Prompt
All lines of the records below that contain the word "accent" must be listed.
######
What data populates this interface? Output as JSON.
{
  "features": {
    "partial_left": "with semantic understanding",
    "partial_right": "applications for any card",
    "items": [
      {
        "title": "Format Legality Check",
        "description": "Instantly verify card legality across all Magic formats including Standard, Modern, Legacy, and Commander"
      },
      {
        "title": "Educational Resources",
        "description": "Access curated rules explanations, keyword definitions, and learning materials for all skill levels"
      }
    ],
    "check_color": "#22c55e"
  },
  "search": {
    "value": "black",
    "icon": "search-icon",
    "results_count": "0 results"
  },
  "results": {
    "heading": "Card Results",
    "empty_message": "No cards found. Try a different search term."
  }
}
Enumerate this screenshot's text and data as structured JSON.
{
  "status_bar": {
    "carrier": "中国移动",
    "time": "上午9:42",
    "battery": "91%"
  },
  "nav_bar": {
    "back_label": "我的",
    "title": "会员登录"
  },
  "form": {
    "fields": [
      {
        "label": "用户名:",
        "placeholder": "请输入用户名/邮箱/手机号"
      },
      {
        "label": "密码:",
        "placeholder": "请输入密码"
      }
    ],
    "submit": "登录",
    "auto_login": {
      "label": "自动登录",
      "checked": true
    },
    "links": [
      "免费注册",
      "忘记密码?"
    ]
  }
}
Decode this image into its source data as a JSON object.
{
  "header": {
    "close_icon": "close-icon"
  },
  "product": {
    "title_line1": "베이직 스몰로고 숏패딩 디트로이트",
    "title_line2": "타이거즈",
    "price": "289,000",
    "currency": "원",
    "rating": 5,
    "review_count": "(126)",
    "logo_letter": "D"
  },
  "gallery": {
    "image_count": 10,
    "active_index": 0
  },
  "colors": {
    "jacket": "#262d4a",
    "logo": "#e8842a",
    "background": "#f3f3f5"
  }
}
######
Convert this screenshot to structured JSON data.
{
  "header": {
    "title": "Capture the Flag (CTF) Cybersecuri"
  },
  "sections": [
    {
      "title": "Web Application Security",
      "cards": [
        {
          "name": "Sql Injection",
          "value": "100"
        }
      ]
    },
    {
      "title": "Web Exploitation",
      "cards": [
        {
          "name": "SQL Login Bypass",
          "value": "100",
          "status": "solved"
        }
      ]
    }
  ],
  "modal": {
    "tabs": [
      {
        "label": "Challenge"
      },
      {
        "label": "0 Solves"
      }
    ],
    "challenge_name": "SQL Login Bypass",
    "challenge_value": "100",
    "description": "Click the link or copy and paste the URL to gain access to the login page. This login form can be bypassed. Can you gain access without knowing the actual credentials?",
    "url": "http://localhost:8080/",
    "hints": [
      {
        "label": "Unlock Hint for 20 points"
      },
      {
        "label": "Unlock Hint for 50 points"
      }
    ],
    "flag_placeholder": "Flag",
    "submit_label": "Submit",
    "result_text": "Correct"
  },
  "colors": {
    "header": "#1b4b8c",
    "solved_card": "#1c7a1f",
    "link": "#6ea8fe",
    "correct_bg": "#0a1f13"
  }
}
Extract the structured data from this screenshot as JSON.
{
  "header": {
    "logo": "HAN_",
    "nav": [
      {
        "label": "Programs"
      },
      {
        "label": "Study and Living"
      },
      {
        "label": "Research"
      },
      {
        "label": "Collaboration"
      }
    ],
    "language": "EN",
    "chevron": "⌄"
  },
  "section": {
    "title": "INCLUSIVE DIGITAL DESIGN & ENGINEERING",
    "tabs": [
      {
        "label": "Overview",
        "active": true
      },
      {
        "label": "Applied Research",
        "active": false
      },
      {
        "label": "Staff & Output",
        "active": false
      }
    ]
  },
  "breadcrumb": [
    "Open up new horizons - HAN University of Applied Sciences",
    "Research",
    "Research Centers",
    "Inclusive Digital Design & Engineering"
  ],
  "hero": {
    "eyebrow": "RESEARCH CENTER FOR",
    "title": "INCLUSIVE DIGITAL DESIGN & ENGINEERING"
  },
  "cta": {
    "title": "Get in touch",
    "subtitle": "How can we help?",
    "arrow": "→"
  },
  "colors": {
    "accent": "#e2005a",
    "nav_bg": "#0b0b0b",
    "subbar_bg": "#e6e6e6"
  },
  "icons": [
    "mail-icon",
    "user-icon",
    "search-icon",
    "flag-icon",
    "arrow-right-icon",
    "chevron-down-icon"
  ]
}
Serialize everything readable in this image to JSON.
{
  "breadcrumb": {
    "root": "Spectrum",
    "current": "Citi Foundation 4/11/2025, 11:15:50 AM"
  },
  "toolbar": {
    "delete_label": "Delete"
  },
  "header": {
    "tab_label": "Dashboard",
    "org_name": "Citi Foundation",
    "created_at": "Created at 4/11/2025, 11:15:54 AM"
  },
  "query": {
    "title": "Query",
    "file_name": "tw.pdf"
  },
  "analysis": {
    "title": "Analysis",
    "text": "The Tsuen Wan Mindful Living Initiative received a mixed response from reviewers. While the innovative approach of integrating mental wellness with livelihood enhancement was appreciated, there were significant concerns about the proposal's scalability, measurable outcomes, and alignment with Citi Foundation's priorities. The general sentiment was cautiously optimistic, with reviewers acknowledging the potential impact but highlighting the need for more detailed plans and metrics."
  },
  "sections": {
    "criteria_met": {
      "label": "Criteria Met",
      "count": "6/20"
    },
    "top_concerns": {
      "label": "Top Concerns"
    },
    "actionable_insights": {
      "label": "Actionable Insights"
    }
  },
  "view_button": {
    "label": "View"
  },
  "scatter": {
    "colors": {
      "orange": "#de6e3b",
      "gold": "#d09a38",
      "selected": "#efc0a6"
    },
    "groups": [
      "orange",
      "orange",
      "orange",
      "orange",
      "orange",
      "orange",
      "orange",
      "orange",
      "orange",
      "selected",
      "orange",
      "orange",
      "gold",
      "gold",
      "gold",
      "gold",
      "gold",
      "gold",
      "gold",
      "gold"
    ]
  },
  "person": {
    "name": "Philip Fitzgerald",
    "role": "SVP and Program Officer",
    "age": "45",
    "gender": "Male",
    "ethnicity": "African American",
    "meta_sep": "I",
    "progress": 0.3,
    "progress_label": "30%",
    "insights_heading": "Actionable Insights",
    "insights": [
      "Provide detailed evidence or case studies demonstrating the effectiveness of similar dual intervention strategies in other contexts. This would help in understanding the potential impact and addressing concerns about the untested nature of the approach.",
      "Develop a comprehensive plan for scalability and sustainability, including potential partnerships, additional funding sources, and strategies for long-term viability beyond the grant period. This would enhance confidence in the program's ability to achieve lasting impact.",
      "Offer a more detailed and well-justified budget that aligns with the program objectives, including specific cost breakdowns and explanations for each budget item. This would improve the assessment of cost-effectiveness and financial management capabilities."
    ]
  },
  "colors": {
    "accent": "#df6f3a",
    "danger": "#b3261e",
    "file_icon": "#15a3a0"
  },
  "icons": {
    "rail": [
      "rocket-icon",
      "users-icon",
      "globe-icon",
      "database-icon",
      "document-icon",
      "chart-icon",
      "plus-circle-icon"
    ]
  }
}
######
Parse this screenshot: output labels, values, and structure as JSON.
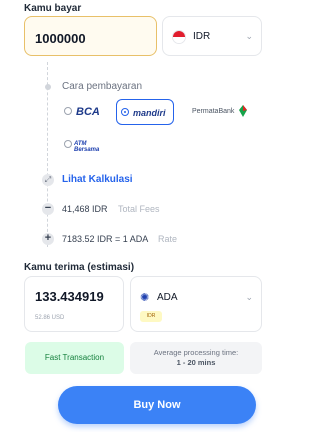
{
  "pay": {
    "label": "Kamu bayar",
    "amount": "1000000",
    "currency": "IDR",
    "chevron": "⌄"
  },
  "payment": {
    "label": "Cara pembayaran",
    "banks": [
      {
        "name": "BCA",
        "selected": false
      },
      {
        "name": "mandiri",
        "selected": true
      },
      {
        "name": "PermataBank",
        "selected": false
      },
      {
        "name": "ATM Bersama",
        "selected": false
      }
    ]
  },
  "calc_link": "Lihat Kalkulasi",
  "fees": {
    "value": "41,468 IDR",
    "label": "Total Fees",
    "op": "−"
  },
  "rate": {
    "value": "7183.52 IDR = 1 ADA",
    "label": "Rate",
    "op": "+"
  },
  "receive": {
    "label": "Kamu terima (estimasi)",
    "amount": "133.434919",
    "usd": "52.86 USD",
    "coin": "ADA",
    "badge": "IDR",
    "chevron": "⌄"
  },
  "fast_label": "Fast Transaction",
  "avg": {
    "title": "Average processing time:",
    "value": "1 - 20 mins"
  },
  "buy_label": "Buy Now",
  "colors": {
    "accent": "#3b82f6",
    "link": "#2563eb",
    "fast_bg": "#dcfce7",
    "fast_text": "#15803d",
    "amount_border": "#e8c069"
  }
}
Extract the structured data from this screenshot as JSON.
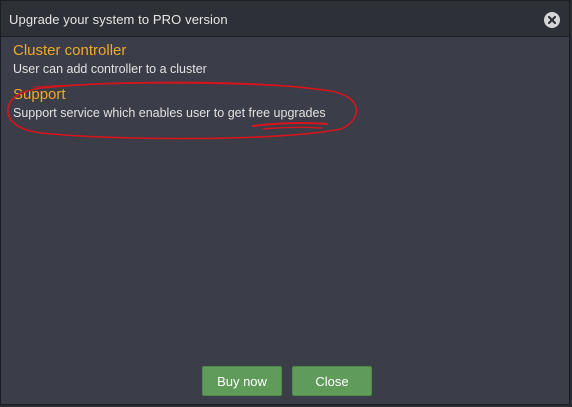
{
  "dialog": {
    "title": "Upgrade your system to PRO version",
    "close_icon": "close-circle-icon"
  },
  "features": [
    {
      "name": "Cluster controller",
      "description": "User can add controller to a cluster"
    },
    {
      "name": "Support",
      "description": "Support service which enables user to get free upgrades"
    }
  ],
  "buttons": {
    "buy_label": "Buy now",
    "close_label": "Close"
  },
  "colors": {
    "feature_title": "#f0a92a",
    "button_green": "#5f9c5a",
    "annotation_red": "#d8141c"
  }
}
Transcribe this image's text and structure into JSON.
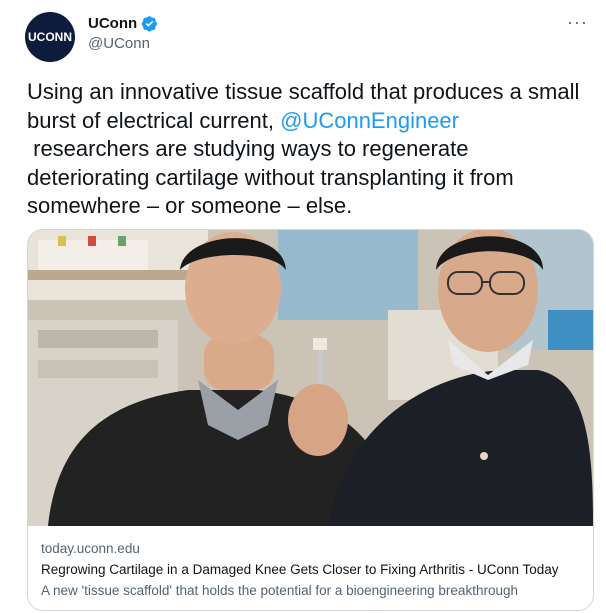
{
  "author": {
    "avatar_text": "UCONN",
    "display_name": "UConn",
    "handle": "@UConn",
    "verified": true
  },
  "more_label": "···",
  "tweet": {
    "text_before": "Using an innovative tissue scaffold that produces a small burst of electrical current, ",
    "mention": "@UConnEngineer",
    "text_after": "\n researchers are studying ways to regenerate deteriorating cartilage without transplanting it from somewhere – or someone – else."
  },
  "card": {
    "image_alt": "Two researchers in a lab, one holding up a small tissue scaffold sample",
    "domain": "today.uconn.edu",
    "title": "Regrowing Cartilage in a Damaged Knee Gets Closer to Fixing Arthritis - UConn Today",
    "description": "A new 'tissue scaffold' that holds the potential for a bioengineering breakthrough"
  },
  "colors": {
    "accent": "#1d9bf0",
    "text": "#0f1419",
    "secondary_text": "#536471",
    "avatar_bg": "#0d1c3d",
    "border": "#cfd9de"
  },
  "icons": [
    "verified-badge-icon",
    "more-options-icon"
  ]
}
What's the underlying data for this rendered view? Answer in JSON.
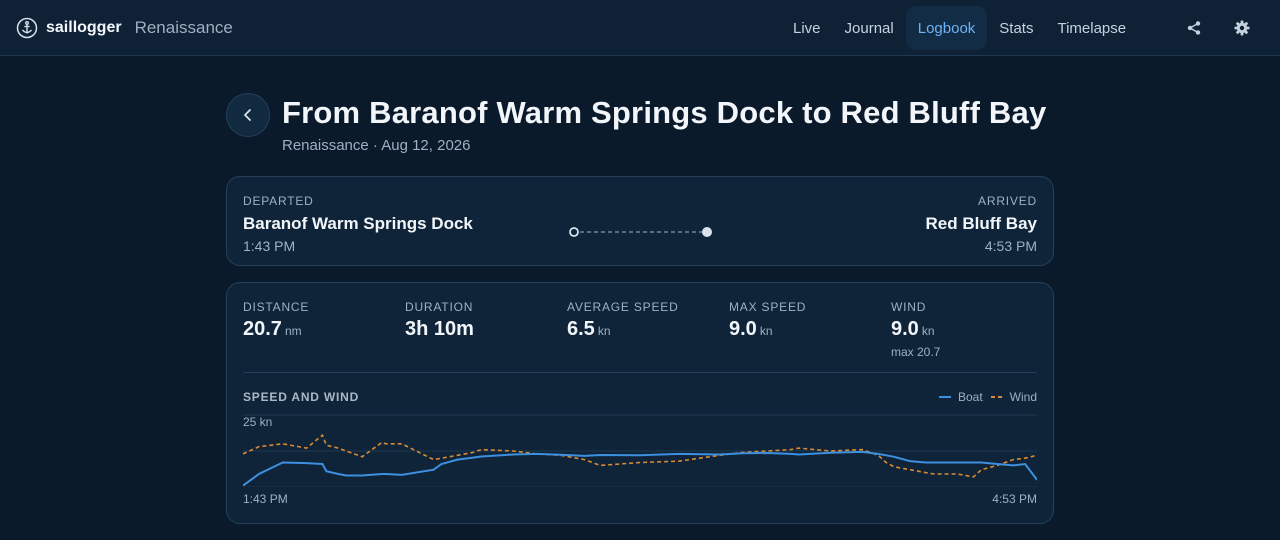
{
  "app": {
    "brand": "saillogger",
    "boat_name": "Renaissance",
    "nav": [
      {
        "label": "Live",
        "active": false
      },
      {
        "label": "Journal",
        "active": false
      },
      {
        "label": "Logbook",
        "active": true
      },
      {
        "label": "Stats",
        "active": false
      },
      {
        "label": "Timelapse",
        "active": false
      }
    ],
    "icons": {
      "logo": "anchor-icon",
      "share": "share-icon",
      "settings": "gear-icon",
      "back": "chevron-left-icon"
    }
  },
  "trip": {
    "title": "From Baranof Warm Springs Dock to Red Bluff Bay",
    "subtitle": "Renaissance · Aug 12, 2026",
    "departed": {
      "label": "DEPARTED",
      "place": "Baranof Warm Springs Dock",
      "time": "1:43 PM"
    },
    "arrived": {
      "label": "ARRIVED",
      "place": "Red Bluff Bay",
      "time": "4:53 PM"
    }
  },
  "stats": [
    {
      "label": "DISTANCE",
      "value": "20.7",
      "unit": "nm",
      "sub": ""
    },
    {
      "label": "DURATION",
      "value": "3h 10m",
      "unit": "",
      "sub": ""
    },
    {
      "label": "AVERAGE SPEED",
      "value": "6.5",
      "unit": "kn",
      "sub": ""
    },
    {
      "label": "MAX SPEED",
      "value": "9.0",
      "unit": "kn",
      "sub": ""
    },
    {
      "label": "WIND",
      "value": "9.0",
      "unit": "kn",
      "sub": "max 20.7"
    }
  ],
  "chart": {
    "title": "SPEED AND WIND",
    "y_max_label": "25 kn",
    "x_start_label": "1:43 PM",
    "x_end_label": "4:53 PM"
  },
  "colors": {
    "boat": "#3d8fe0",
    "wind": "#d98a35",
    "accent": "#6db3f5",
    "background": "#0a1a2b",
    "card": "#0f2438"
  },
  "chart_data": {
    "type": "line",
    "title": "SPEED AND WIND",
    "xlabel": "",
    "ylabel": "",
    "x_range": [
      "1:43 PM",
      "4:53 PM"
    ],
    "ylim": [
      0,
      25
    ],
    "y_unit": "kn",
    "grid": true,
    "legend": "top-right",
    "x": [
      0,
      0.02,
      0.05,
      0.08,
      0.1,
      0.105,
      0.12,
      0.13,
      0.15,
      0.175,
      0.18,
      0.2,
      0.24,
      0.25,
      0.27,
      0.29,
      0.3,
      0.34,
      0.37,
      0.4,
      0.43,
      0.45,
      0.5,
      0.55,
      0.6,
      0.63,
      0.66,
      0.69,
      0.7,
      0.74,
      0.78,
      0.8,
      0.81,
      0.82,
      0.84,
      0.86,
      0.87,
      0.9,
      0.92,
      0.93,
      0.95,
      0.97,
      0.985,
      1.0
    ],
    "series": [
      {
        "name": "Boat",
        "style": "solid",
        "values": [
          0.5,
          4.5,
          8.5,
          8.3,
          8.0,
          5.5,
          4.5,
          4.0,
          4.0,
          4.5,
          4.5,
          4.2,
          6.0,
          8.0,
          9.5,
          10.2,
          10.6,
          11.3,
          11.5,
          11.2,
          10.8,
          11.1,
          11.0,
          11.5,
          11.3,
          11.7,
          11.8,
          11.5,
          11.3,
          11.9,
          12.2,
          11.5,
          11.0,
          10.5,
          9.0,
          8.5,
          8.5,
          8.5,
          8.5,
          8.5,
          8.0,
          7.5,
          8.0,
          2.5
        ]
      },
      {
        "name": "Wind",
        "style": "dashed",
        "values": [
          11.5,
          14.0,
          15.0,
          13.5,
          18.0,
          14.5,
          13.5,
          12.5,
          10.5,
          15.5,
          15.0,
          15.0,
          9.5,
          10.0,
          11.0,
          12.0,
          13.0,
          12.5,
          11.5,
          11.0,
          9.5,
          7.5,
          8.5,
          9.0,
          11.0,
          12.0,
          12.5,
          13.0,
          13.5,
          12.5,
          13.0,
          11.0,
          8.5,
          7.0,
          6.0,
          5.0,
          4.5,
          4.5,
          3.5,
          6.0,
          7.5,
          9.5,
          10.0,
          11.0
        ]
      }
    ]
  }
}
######
Your solution
    "accent": "#e2005a",
    "accent": "#df6f3a",
    "accent": "#3b82f6",
    "accent": "#1d9bf0",
    "accent": "#6db3f5",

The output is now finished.